The Rotterdam Rooftop Walk has been opened to visitors, who ventured across a variety of the city’s rooftops at a height of 30 meters. Designed by Rotterdam Rooftop Days and MVRDV, the highlight of this installation is a bridge spanning the Coolsingel, one of Rotterdam’s most important streets.
The Rooftop Walk aims to give the public a new perspective on the city. The extensive programming should increase visitors’ awareness of the potential of roofs, which can become a “second layer” that makes the city more liveable, biodiverse, sustainable, and healthy.
The bright orange Rotterdam Rooftop Walk is 600 meters long and offers the public a fantastic view of the city for a month. In the rooftop exhibition artists, designers, and architects show how much is possible if we use our roofs efficiently for greenery, water storage, food production, and energy generation. On top of the installation, built by Dutch Steigers, all kinds of makers show how roofs can contribute to a sustainable, healthy and liveable city — from a virtual village to a green design for the roof of the Bijenkorf department store.
The temporary installation is an initiative of Rotterdam Rooftop Days, with the concept and design developed together with MVRDV. As an office, MVRDV has actively worked on solutions for the scarcity of space in the city for years, and hopes to prevent the continued urbanization of rural areas. Rooftop programming can help with major issues such as climate change, the housing crisis, and the transition to renewable energy; the Rooftop Walk draws attention to these problems — making visitors more aware of the possibilities, especially in a city like Rotterdam where 18.5 square kilometers of flat roofs remain unused.

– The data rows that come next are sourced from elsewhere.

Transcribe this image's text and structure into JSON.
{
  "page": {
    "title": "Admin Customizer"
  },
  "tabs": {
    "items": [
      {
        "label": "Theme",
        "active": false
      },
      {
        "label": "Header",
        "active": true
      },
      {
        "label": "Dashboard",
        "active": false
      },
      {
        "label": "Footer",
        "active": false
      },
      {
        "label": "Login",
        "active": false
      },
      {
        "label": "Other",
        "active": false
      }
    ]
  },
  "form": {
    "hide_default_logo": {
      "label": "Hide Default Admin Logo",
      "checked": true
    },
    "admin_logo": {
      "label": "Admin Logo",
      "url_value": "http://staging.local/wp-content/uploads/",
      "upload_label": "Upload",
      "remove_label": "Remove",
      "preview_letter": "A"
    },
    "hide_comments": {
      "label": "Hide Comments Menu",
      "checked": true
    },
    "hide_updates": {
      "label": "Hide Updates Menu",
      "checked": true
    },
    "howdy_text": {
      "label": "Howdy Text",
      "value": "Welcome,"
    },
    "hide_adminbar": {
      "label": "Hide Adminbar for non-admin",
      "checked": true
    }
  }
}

“In 2006, for the celebration of 75 years of Rotterdam’s reconstruction, we designed the Stairs to Kriterion, which attracted almost 370,000 visitors. That’s when the idea arose that it would be good to make a sequel to the project,” says MVRDV founding partner Winy Maas. “During the Eurovision Song Contest, the idea was to make a high stage to honour the winner, but that was cancelled due to the pandemic. I am glad that Rotterdam Rooftop Days have managed to achieve this, and I want to argue for a further sequel: we should not only occupy our roofs and make them greener but also connect them so that we can offer Rotterdammers a new rooftop park! For this, the orange carpet and the bridging of the Coolsingel are a nice initial test case.”